Any potential offer from the Yankees for Soto would presumably have to include shortstop Anthony Volpe, as the 21-year-old is the No. 7 overall prospect in baseball, per MLB.com.
There have been rumblings that the St. Louis Cardinals are emerging as a front-runner in the Soto sweepstakes.
Per Jeff Jones of the Belleville News-Democrat, the Cardinals' recent offer to Washington was built around 22-year-old second baseman Nolan Gorman and they would be willing to take on Patrick Corbin's contract to facilitate a deal.
It's still unclear how serious the Nationals are about potentially trading Soto during the season.
Passan noted earlier this week that executives around MLB are "unsure" about the sense of urgency from Washington general manager Mike Rizzo.
It seems unlikely this trade for Benintendi would prevent Cashman from going after Soto if he feels there is a real opportunity to get him. Benintendi can be a free agent at the end of this season; Soto is under team control through the 2024 season.
One potential scenario that the Yankees could be rooting for is Soto doesn't get traded by Tuesday's 6 p.m. ET deadline. That would serve two purposes, with the first one being it means he also didn't get moved to another team hoping to win the World Series this year.
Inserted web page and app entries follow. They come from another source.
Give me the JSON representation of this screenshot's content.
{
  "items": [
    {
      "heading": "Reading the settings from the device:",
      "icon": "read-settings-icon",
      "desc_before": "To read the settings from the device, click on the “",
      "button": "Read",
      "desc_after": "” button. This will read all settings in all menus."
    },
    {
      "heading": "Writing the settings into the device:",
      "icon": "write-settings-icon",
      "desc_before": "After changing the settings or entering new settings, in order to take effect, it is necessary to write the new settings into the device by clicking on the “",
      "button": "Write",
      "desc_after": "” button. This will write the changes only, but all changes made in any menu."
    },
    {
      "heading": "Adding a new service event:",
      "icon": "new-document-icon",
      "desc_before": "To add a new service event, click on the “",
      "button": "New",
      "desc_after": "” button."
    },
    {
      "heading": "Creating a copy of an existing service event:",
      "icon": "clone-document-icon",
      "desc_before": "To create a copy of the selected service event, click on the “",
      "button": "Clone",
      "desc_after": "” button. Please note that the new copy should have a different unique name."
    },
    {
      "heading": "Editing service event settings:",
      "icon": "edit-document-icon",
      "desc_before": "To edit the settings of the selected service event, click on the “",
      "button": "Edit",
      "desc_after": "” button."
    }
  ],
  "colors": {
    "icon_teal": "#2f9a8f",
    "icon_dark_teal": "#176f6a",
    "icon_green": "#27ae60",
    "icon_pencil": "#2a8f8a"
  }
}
But from a long-term perspective, it would allow Cashman to come back to Soto during the offseason. Judge's free agency is looming over the Yankees after this season, and he already turned down a seven-year, $213.5 million offer in spring training.
Judge's asking price isn't going to go down, as he's in the midst of an MVP-caliber season. His pending free agency will be fascinating because he's an elite player right now, but he will also turn 31 in April.
Rather than commit, say, seven or eight years to a 31-year-old who missed a total of 142 games from 2018 to 2020, the Yankees could make an aggressive play to add Soto while he has two years of team control remaining and hope to sign him to a long-term deal before he hits free agency after his age-25 season.